Petterson’s work has been described by James Wood in The New Yorker as having an interest in the “pictorial and spatial rather than logical and interrogative,’’ and the novel’s cyclical nature is reflective of the nonlinear experiences of Petterson’s characters. However, unlike other poetic writing where fragments and their absences build toward a greater whole, the gaps between the events in “I Refuse’’ often feel more empty than filled. “You don’t remember what you never fail to do,’’ says an older Jim while attempting to renew his health benefits at the local Social Security office, and Petterson’s hints at these perceived failures — Jim’s inability to recall why he was driven to attempt suicide, for example — don’t always satisfy.

Other strands involving the women in the novel — Fru Berggren, Tommy’s missing mother, and Siri — hint at the brush strokes of their personalities without ever painting them fully. “I did miss him, of course, but the missing had no shape,’’ says Siri of Tommy as she moves through her teens. And as she too drifts toward her own life of disenfranchisement, there’s the constant feeling that these characters, which are more device-driven than integral, are about to float away.

p:getContext var="StoryID" />

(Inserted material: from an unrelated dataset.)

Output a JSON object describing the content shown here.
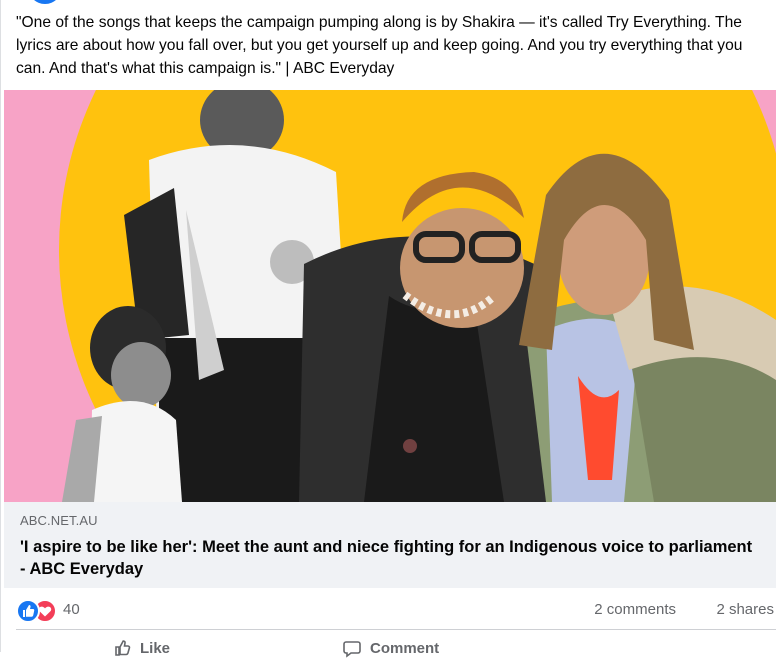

An explanation for Petterson’s interest in the unanswered perhaps lies in his personal history. In 1990, Petterson lost his mother, father, brother, and nephew in a ferry accident, and throughout “I Refuse’’ there is the sense that the characters are persistently reaching toward things that are always out of their grasp.

This evanescence is often echoed in Petterson’s sentences: strange, kinetic creatures that take flight, collecting as much as they throw away. “I could feel my cheeks turning red, not red, more numb, no, not numb, but more like your fingers are when you come in from the biting cold in wintertime and your bare hands meet the wild heat of the house; right then, when they really quiver, just before it starts to hurt as your fingers thaw, that was how it felt,’’ says Siri in a moment of romance with the young Jim. While Petterson’s characters are difficult to take hold of, his sentences are often hard to shake off.

The strands of the novel finally come together at the end to reach an unavoidable, if rather bleak, conclusion. If “I Refuse’’ is occasionally obtuse it is because Petterson is reaching for something that doesn’t strike home automatically, but like the cold, seeps in long after the windows have been closed and everything put away.

Says Siri about her childhood: “Sometimes it’s not possible to remember exactly what happened during a certain phase of your life . . . but you do remember what colours the days were, and your palms remember the soft, the smooth and the rough, remember every surface, remember stones and the bark of trees.’’ Petterson may not be for everyone’s taste, but his work remains, like his own reminiscences, exquisite impressions that glimmer as quickly as they fade.